Reproduce the full listing below exactly. Do not include the pictures.

##########

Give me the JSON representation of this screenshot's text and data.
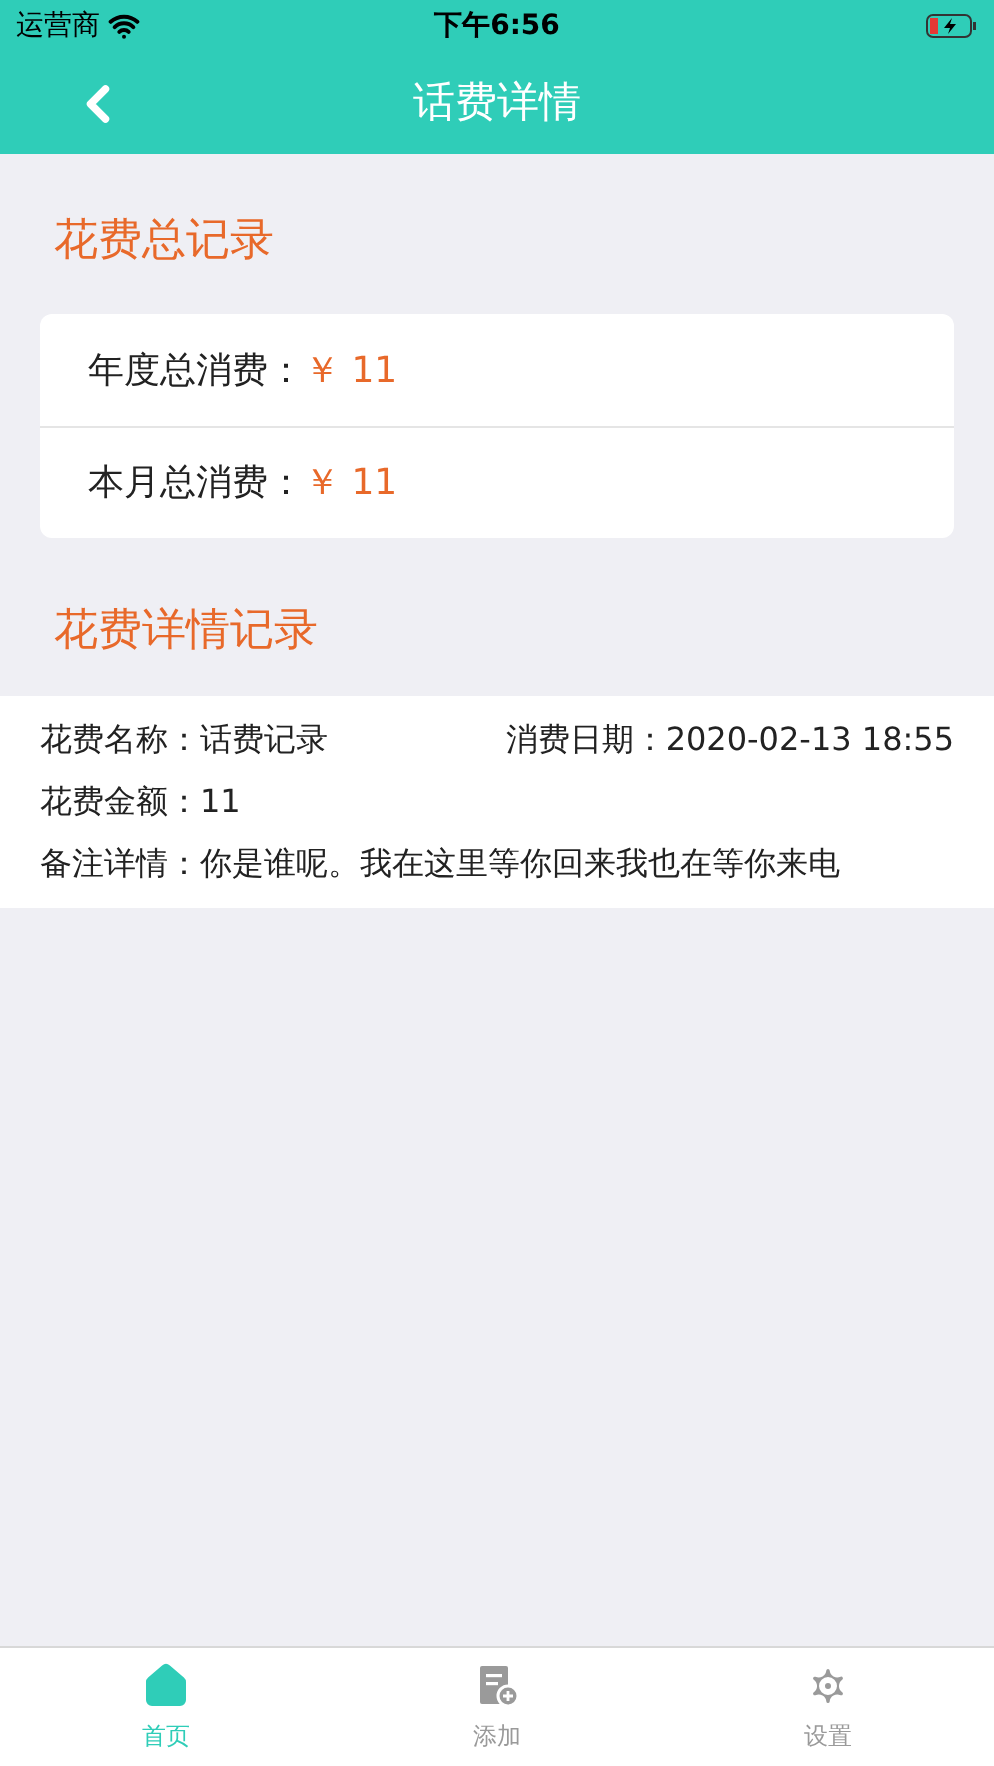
{
  "status_bar": {
    "carrier": "运营商",
    "time": "下午6:56"
  },
  "nav": {
    "title": "话费详情"
  },
  "summary": {
    "title": "花费总记录",
    "rows": [
      {
        "label": "年度总消费：",
        "value": "￥ 11"
      },
      {
        "label": "本月总消费：",
        "value": "￥ 11"
      }
    ]
  },
  "detail": {
    "title": "花费详情记录",
    "name_label": "花费名称：",
    "name": "话费记录",
    "date_label": "消费日期：",
    "date": "2020-02-13 18:55",
    "amount_label": "花费金额：",
    "amount": "11",
    "note_label": "备注详情：",
    "note": "你是谁呢。我在这里等你回来我也在等你来电"
  },
  "tabs": [
    {
      "kind": "home",
      "label": "首页",
      "selected": true
    },
    {
      "kind": "add",
      "label": "添加",
      "selected": false
    },
    {
      "kind": "settings",
      "label": "设置",
      "selected": false
    }
  ]
}
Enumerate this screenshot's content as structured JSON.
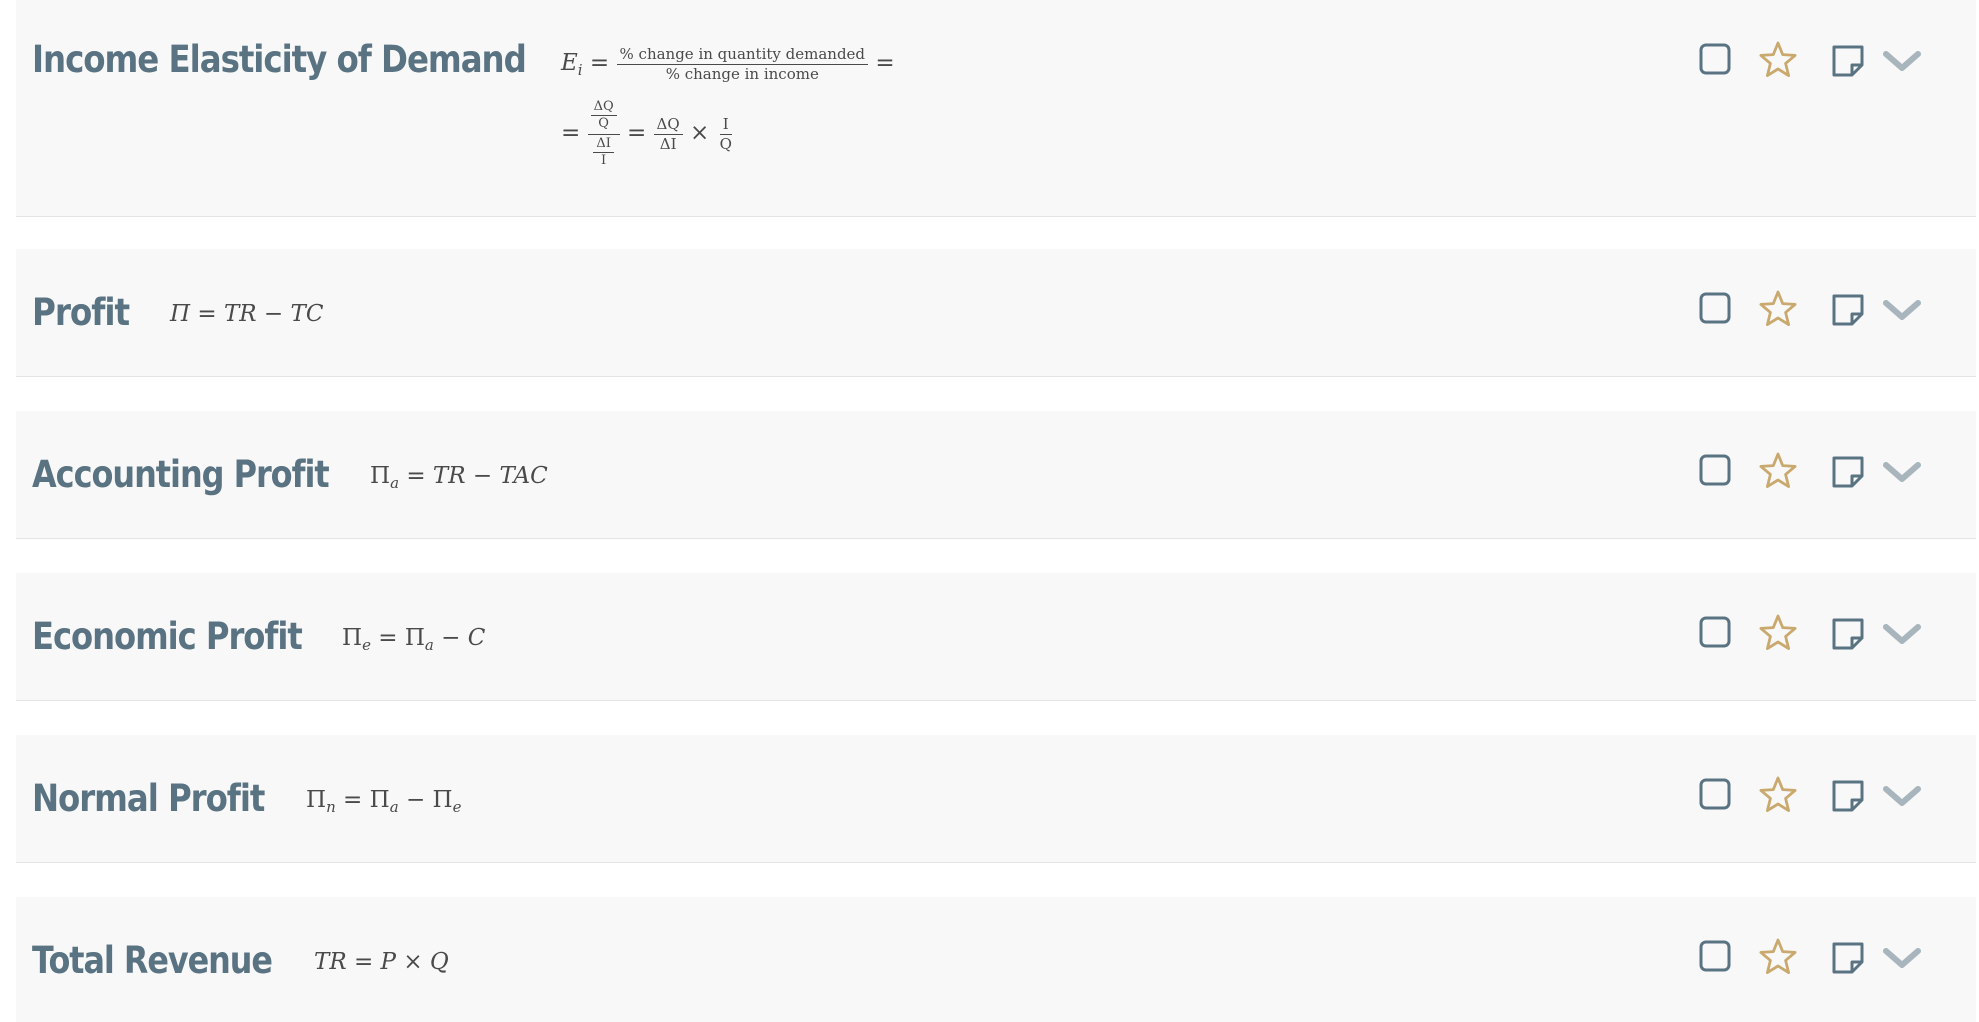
{
  "cards": [
    {
      "title": "Income Elasticity of Demand",
      "formula_line1": {
        "lhs_var": "E",
        "lhs_sub": "i",
        "eq": "=",
        "frac_num": "% change in quantity demanded",
        "frac_den": "% change in income",
        "trail_eq": "="
      },
      "formula_line2": {
        "eq1": "=",
        "top_num": "ΔQ",
        "top_den": "Q",
        "bot_num": "ΔI",
        "bot_den": "I",
        "eq2": "=",
        "f1_num": "ΔQ",
        "f1_den": "ΔI",
        "times": "×",
        "f2_num": "I",
        "f2_den": "Q"
      }
    },
    {
      "title": "Profit",
      "formula": "Π = TR − TC"
    },
    {
      "title": "Accounting Profit",
      "formula": {
        "base": "Π",
        "sub": "a",
        "rest": " = TR − TAC"
      }
    },
    {
      "title": "Economic Profit",
      "formula": {
        "base": "Π",
        "sub": "e",
        "mid": " = Π",
        "sub2": "a",
        "rest": " − C"
      }
    },
    {
      "title": "Normal Profit",
      "formula": {
        "base": "Π",
        "sub": "n",
        "mid": " = Π",
        "sub2": "a",
        "mid2": " − Π",
        "sub3": "e"
      }
    },
    {
      "title": "Total Revenue",
      "formula": "TR = P × Q"
    }
  ],
  "icons": {
    "checkbox": "checkbox-icon",
    "favorite": "star-icon",
    "note": "note-icon",
    "expand": "chevron-down-icon"
  },
  "colors": {
    "title": "#5a7382",
    "icon_slate": "#5a7382",
    "star": "#c9a96e",
    "chevron": "#a8b5bd",
    "card_bg": "#f8f8f8"
  }
}
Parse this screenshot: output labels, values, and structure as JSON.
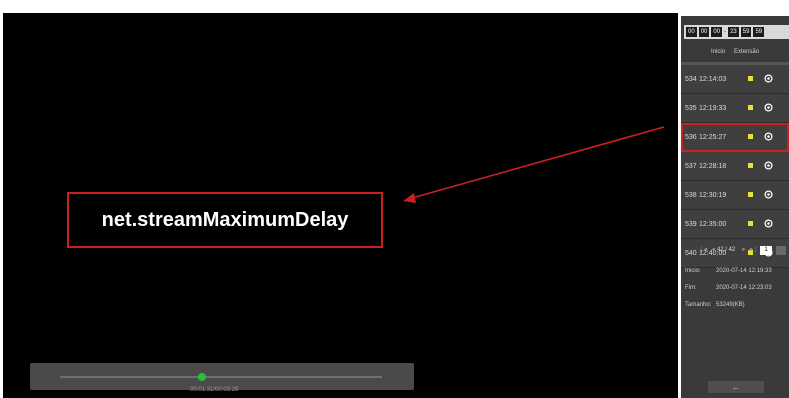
{
  "video": {
    "annotation_text": "net.streamMaximumDelay",
    "time_display": "00:01:31/00:03:29",
    "progress_fraction": 0.44
  },
  "side": {
    "range": {
      "start_h": "00",
      "start_m": "00",
      "start_s": "00",
      "sep": "-",
      "end_h": "23",
      "end_m": "59",
      "end_s": "59"
    },
    "headers": {
      "start": "Inicio",
      "length": "Extensão"
    },
    "records": [
      {
        "id": "534",
        "time": "12:14:03"
      },
      {
        "id": "535",
        "time": "12:19:33"
      },
      {
        "id": "536",
        "time": "12:25:27"
      },
      {
        "id": "537",
        "time": "12:28:18"
      },
      {
        "id": "538",
        "time": "12:30:19"
      },
      {
        "id": "539",
        "time": "12:35:00"
      },
      {
        "id": "540",
        "time": "12:40:00"
      }
    ],
    "selected_record": "536",
    "pager": {
      "prev": "|◄ ◄",
      "count": "42 / 42",
      "next": "► ►|",
      "page_input": "1"
    },
    "info": {
      "start_label": "Inicio:",
      "start_value": "2020-07-14 12:19:33",
      "end_label": "Fim:",
      "end_value": "2020-07-14 12:23:03",
      "size_label": "Tamanho:",
      "size_value": "53249(KB)"
    },
    "back_label": "←"
  },
  "colors": {
    "annotation": "#cc1f1f",
    "progress_dot": "#22c33b",
    "marker_yellow": "#e8e03a"
  }
}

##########

== Task output ==
Give me the JSON representation of this screenshot's text and data.
{
  "status_bar": {
    "carrier": "运营商",
    "time": "下午6:56"
  },
  "nav": {
    "title": "话费详情"
  },
  "summary": {
    "title": "花费总记录",
    "rows": [
      {
        "label": "年度总消费：",
        "value": "￥ 11"
      },
      {
        "label": "本月总消费：",
        "value": "￥ 11"
      }
    ]
  },
  "detail": {
    "title": "花费详情记录",
    "name_label": "花费名称：",
    "name": "话费记录",
    "date_label": "消费日期：",
    "date": "2020-02-13 18:55",
    "amount_label": "花费金额：",
    "amount": "11",
    "note_label": "备注详情：",
    "note": "你是谁呢。我在这里等你回来我也在等你来电"
  },
  "tabs": [
    {
      "kind": "home",
      "label": "首页",
      "selected": true
    },
    {
      "kind": "add",
      "label": "添加",
      "selected": false
    },
    {
      "kind": "settings",
      "label": "设置",
      "selected": false
    }
  ]
}
Enumerate this screenshot's content as structured JSON.
{
  "cards": [
    {
      "title": "Income Elasticity of Demand",
      "formula_line1": {
        "lhs_var": "E",
        "lhs_sub": "i",
        "eq": "=",
        "frac_num": "% change in quantity demanded",
        "frac_den": "% change in income",
        "trail_eq": "="
      },
      "formula_line2": {
        "eq1": "=",
        "top_num": "ΔQ",
        "top_den": "Q",
        "bot_num": "ΔI",
        "bot_den": "I",
        "eq2": "=",
        "f1_num": "ΔQ",
        "f1_den": "ΔI",
        "times": "×",
        "f2_num": "I",
        "f2_den": "Q"
      }
    },
    {
      "title": "Profit",
      "formula": "Π = TR − TC"
    },
    {
      "title": "Accounting Profit",
      "formula": {
        "base": "Π",
        "sub": "a",
        "rest": " = TR − TAC"
      }
    },
    {
      "title": "Economic Profit",
      "formula": {
        "base": "Π",
        "sub": "e",
        "mid": " = Π",
        "sub2": "a",
        "rest": " − C"
      }
    },
    {
      "title": "Normal Profit",
      "formula": {
        "base": "Π",
        "sub": "n",
        "mid": " = Π",
        "sub2": "a",
        "mid2": " − Π",
        "sub3": "e"
      }
    },
    {
      "title": "Total Revenue",
      "formula": "TR = P × Q"
    }
  ],
  "icons": {
    "checkbox": "checkbox-icon",
    "favorite": "star-icon",
    "note": "note-icon",
    "expand": "chevron-down-icon"
  },
  "colors": {
    "title": "#5a7382",
    "icon_slate": "#5a7382",
    "star": "#c9a96e",
    "chevron": "#a8b5bd",
    "card_bg": "#f8f8f8"
  }
}
Parse this screenshot: output labels, values, and structure as JSON.
{
  "video": {
    "annotation_text": "net.streamMaximumDelay",
    "time_display": "00:01:31/00:03:29",
    "progress_fraction": 0.44
  },
  "side": {
    "range": {
      "start_h": "00",
      "start_m": "00",
      "start_s": "00",
      "sep": "-",
      "end_h": "23",
      "end_m": "59",
      "end_s": "59"
    },
    "headers": {
      "start": "Inicio",
      "length": "Extensão"
    },
    "records": [
      {
        "id": "534",
        "time": "12:14:03"
      },
      {
        "id": "535",
        "time": "12:19:33"
      },
      {
        "id": "536",
        "time": "12:25:27"
      },
      {
        "id": "537",
        "time": "12:28:18"
      },
      {
        "id": "538",
        "time": "12:30:19"
      },
      {
        "id": "539",
        "time": "12:35:00"
      },
      {
        "id": "540",
        "time": "12:40:00"
      }
    ],
    "selected_record": "536",
    "pager": {
      "prev": "|◄ ◄",
      "count": "42 / 42",
      "next": "► ►|",
      "page_input": "1"
    },
    "info": {
      "start_label": "Inicio:",
      "start_value": "2020-07-14 12:19:33",
      "end_label": "Fim:",
      "end_value": "2020-07-14 12:23:03",
      "size_label": "Tamanho:",
      "size_value": "53249(KB)"
    },
    "back_label": "←"
  },
  "colors": {
    "annotation": "#cc1f1f",
    "progress_dot": "#22c33b",
    "marker_yellow": "#e8e03a"
  }
}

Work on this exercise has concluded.